Marconi does deserve some credit for doing something with it, but it does appear that Tesla was the real inventor. How often has this happened even up to today, the marketing guys get the credit and the $$...
On my PC the image is cut off and you can hardly see the tower. If you right click and then click "Open image in new tab" you'll get the full thing. (this in Chrome - does not work in IE, but if you click reply, you get a bigger version showing the whole tower, then just go back).
This is Richard (Rick) Lyons, your fellow instructor at Besser Associates.
(I hope all is well with you.)
I've been reading a book about Nikola Tesla.
History books claim that Italian experimenter Guglielmo Marconi invented radio. The fact is, the first person to implement radio transmission and reception was the enigmatic American engineer Nikola Tesla in 1895. In late 1901, with the backing of wealthy benefactors, Marconi became famous for transmitting and receiving Morse code signals across the Atlantic Ocean. What wasn't advertised was the fact that Marconi used Tesla-invented oscillators for that transatlantic demonstration. Battles over patents raged between Tesla and Marconi for decades. With the drop of their gavel in 1943, a few months after Tesla's death, the U.S. Supreme Court upheld patent number 645,576—Tesla's original radio patent. Sadly, historians have ignored that court decision.
After Marconi's theft of information from Tesla,I personally can give hime no credit for anyhthing wireless.His knowledge was built upon a theft of intellecual property from Tesla,and was not discovered until after Tesla's death.Likewise with his wirelss telephony.It is probably another heretofor undiscovered theft from Tesla.Tesla had already invented wireless control of model boats and cars before this,so how far of a stretch is it for wirless telephony? It should have been named Marconi-phoney. IMHO,just another famous thief.
Yes, I read about that too. The "human" remains that were found under Dr. Crippen's cellar floor were not readily identifiable - in fact, they weren't even sure if the remains were human. There were no bones, extremities, or organs. My understanding there was only "skin".
Dr. Crippen's wife had lost her baby years before while they lived in America and the procedure left a scar on the skin of her tummy. THAT SCAR was the PRIMARY evidence that the prosecution used to support their claim that it was his wife.
However, the defense argued that a scar can not have hair growing out of it, which it did, but somehow they lost this argument. I'd welcome any doctors comments about scar tissue and hair being able to grow out/thru scar tissue (why? why not?).
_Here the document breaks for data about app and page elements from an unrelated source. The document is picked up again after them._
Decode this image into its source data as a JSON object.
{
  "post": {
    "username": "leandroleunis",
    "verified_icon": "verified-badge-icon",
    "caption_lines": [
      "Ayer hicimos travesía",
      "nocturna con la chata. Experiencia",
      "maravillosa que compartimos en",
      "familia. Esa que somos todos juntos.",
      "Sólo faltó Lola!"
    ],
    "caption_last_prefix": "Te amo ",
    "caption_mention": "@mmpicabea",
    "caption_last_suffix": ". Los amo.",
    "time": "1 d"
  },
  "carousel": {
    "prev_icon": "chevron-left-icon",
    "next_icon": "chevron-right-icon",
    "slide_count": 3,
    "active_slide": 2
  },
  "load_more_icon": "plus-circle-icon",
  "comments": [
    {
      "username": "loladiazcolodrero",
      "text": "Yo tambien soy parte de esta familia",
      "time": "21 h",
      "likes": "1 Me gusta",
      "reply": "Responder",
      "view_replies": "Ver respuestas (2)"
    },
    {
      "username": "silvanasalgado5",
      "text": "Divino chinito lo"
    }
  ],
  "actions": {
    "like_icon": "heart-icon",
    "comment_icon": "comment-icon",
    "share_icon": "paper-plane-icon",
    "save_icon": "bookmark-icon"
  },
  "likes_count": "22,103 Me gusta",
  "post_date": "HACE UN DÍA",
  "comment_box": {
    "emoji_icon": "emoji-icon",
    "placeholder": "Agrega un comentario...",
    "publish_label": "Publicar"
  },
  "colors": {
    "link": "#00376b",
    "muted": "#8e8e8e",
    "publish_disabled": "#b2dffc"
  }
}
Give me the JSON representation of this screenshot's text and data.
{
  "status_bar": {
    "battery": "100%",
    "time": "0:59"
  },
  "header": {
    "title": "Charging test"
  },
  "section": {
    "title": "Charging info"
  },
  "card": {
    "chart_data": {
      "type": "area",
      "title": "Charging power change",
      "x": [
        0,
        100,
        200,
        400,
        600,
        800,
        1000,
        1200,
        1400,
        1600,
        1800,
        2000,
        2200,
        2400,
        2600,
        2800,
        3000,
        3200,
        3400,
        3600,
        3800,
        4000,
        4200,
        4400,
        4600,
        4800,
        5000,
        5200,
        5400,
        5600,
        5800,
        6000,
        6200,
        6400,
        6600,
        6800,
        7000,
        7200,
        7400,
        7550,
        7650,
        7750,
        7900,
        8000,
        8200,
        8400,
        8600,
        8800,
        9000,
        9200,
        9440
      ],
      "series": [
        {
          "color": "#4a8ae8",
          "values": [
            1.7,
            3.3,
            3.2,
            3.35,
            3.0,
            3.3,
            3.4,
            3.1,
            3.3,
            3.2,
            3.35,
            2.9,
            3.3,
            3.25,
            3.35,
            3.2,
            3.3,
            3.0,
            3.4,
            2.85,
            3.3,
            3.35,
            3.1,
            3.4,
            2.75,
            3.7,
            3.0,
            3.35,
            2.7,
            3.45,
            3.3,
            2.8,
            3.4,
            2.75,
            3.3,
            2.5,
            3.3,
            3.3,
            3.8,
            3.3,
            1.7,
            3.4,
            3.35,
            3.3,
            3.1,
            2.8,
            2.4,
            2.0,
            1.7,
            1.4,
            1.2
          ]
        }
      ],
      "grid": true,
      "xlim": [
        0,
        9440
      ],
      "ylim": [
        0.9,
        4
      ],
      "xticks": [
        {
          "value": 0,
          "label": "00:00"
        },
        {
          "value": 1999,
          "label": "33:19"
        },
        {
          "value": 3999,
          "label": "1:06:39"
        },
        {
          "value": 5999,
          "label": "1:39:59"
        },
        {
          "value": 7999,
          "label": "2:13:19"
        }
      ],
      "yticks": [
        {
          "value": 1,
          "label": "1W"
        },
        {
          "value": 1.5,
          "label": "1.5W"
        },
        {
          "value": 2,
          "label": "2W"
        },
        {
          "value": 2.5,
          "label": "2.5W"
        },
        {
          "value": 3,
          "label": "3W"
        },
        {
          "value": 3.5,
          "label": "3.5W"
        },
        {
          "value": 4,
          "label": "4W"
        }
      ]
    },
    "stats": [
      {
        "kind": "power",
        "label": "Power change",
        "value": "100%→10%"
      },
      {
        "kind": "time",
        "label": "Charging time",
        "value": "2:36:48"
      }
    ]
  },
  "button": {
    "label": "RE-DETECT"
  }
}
I think the strongest evidence that he did murder her, was the fact that she never showed up later in life. Where'd she go? Dr. Crippen said that she died while in the US and was cremated, but no crematorium ever acknoledged that! He said she was cremated somewhere in California. I'm would expect that experts have searched exhaustively for her death and cremation certificate and never found it.
The book "Thunderstruck" is definitely recommended reading. It focuses on the dual stories of the Crippen murder and Marconi's struggle to develop and commercialize his wireless telegraphy system. While written for a general audience, it will likely be especially appreciated by this site's technical audience.
Interestingly, regarding the murder and subsequent conviction and execution of Hawley Crippen, more recent evidence in the form of DNA analysis has some forensic experts suggesting that Crippen was in fact innocent.
Drones are, in essence, flying autonomous vehicles. Pros and cons surrounding drones today might well foreshadow the debate over the development of self-driving cars. In the context of a strongly regulated aviation industry, "self-flying" drones pose a fresh challenge. How safe is it to fly drones in different environments? Should drones be required for visual line of sight – as are piloted airplanes? Join EE Times' Junko Yoshida as she moderates a panel of drone experts.